“He was humble, unassuming — the consummate lead-by-example person,” Ottensmeyer says. “He was a true operating guy, and I spent all of my days in finance and marketing, so I learned an awful lot. And not just about the railroad, but how to engage with people.”
And Ottensmeyer’s engagement acumen and leadership skills have been on full display since he took the railway’s reins. In late 2016, President-elect Donald Trump said he’d tear up the North American Free Trade Agreement, something that would negatively impact KCS, which generates a good chunk of its annual traffic and revenue from business in Mexico.
“From the beginning, my intent was to be involved, engaged — not to just wait and see what would happen,”
Ottensmeyer says. “I had no idea what that meant, or could mean. Just that we needed to be at the table. That I did.”
As chair of the U.S. Chamber of Commerce’s U.S.-Mexico Economic Council, Ottensmeyer is. “We’re letting the legislators know how important this is,” he says.
Meanwhile, the North American rail industry continues to call on Congress to pass the proposed United States-Mexico-Canada Agreement ASAP to harness the North American trading relationship’s full potential.
“This could go on awhile, but we’re hopeful it’ll be sooner rather than later,” Ottensmeyer says.
KCS execs are also optimistic about the early PSR returns.
To improve both operational and financial performance, KCS joined the PSR crowd late last year and began adopting principles of the strategy, which calls for shifting the operational focus from moving trains to moving cars. Where KCS may differ from other Class Is is Ottensmeyer and his leadership team are going out of their way to characterize PSR as a growth driver.
KCS is already seizing growth opportunities. KCS logged record third-quarter 2019 revenue of $747.7 million, a 7 percent increase over the same quarter a year ago, KCS officials said in a press release.
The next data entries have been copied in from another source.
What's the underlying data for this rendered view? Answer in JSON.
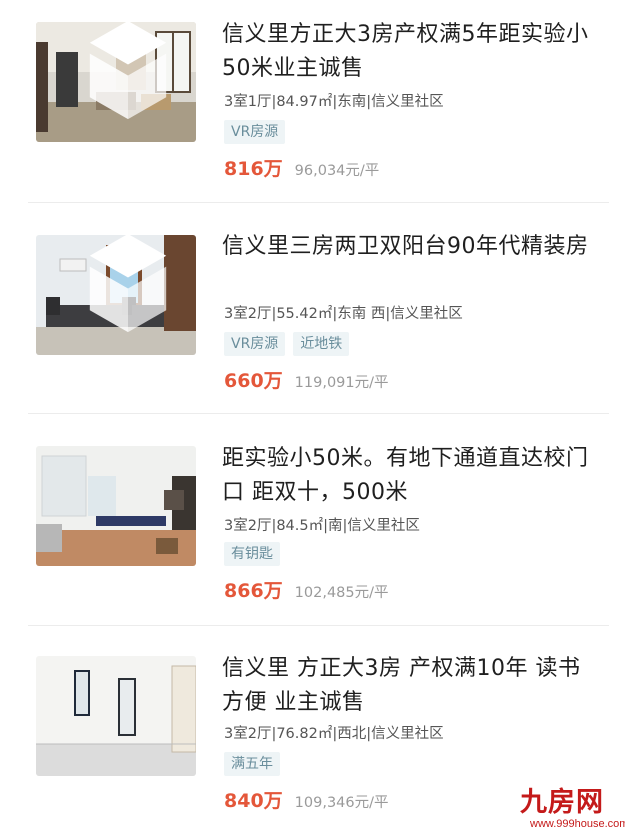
{
  "listings": [
    {
      "title": "信义里方正大3房产权满5年距实验小50米业主诚售",
      "layout_info": "3室1厅|84.97㎡|东南|信义里社区",
      "tags": [
        "VR房源"
      ],
      "price": "816万",
      "unit_price": "96,034元/平",
      "vr_badge": true
    },
    {
      "title": "信义里三房两卫双阳台90年代精装房",
      "layout_info": "3室2厅|55.42㎡|东南 西|信义里社区",
      "tags": [
        "VR房源",
        "近地铁"
      ],
      "price": "660万",
      "unit_price": "119,091元/平",
      "vr_badge": true
    },
    {
      "title": "距实验小50米。有地下通道直达校门口 距双十，500米",
      "layout_info": "3室2厅|84.5㎡|南|信义里社区",
      "tags": [
        "有钥匙"
      ],
      "price": "866万",
      "unit_price": "102,485元/平",
      "vr_badge": false
    },
    {
      "title": "信义里 方正大3房 产权满10年 读书方便 业主诚售",
      "layout_info": "3室2厅|76.82㎡|西北|信义里社区",
      "tags": [
        "满五年"
      ],
      "price": "840万",
      "unit_price": "109,346元/平",
      "vr_badge": false
    }
  ],
  "watermark": {
    "logo_text": "九房网",
    "url": "www.999house.com"
  },
  "colors": {
    "price": "#e4573a",
    "tag_bg": "#eef4f6",
    "tag_text": "#6a8e9c",
    "watermark": "#c41a1a"
  }
}
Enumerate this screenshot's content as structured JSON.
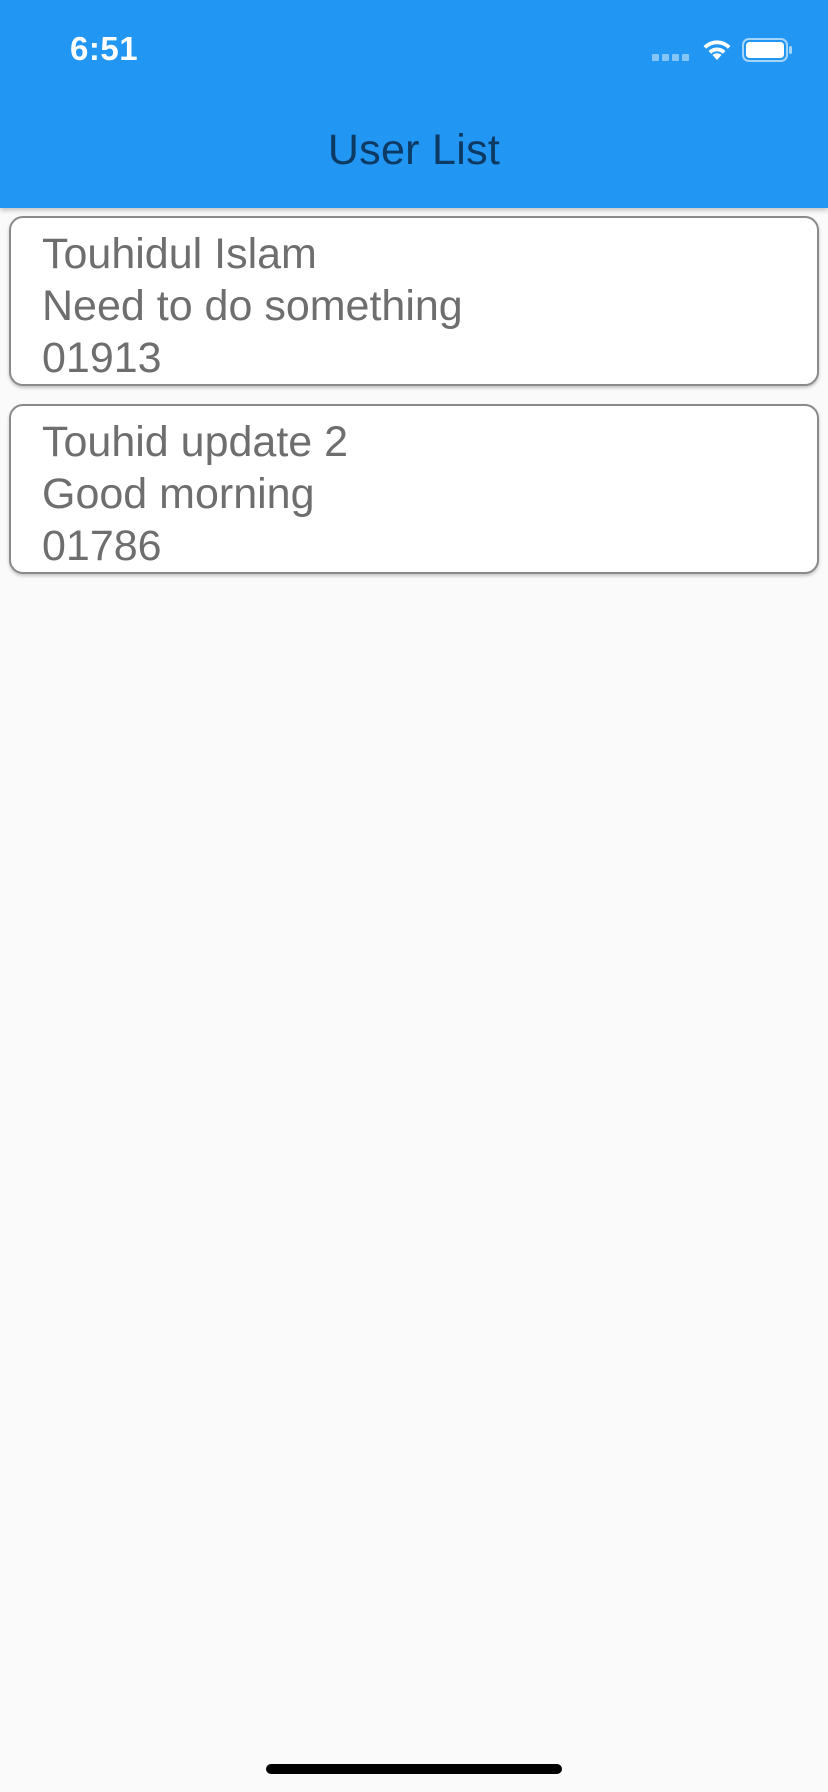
{
  "status_bar": {
    "time": "6:51"
  },
  "app_bar": {
    "title": "User List",
    "background_color": "#2196f3"
  },
  "users": [
    {
      "name": "Touhidul Islam",
      "note": "Need to do something",
      "phone": "01913"
    },
    {
      "name": "Touhid update 2",
      "note": "Good morning",
      "phone": "01786"
    }
  ]
}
The company posted an operating ratio (OR) of 62.3 percent and an adjusted OR of 60.7 percent compared with 63.4 percent in the prior year.
“We are very pleased with our progress toward implementing PSR principles,” Ottensmeyer said.
To continue making progress, particularly over the longer haul, railroads will need to put more of their collective brain power (and money) to work on the technology front.
“I do worry a bit — the industry focus right now is so inward, with PSR,” Ottensmeyer says. “I question whether we’re getting behind, in terms of innovation in responding to threats.”
Threats such as autonomous transportation. Although driverless cars and trucks are making headlines, the technology for automatic trains in rail yards is developing faster than people think, Ottensmeyer notes, referencing a presentation from T. Rowe Price equity analyst Andrew Davis.
More investment is needed. For its part, KCS has made “a small equity investment” in Voyage, an autonomous vehicle technology company that is exploring a prototype/proof-of-concept-type project focused on using its driverless vehicle technology at KCS intermodal ramps, Ottensmeyer says.
“We have to keep pushing forward,” he says.
The same “forward” thinking applies to communication and the culture evolution.
“I think you actually need to tell people what we want to be,” Ottensmeyer says. At KCS, the “what” is the railway’s “Vision and Values.”
A culture assessment conducted earlier this year tells Ottensmeyer that employees predominantly believe the company lives by those values.
“That’s a start,” Ottensmeyer says. “We just have to keep making sure we’re doing what we say we’re doing, that we’re getting through.”
With Ottensmeyer at the helm, the dot-connecting figures to continue.
Email comments or questions to email@example.com.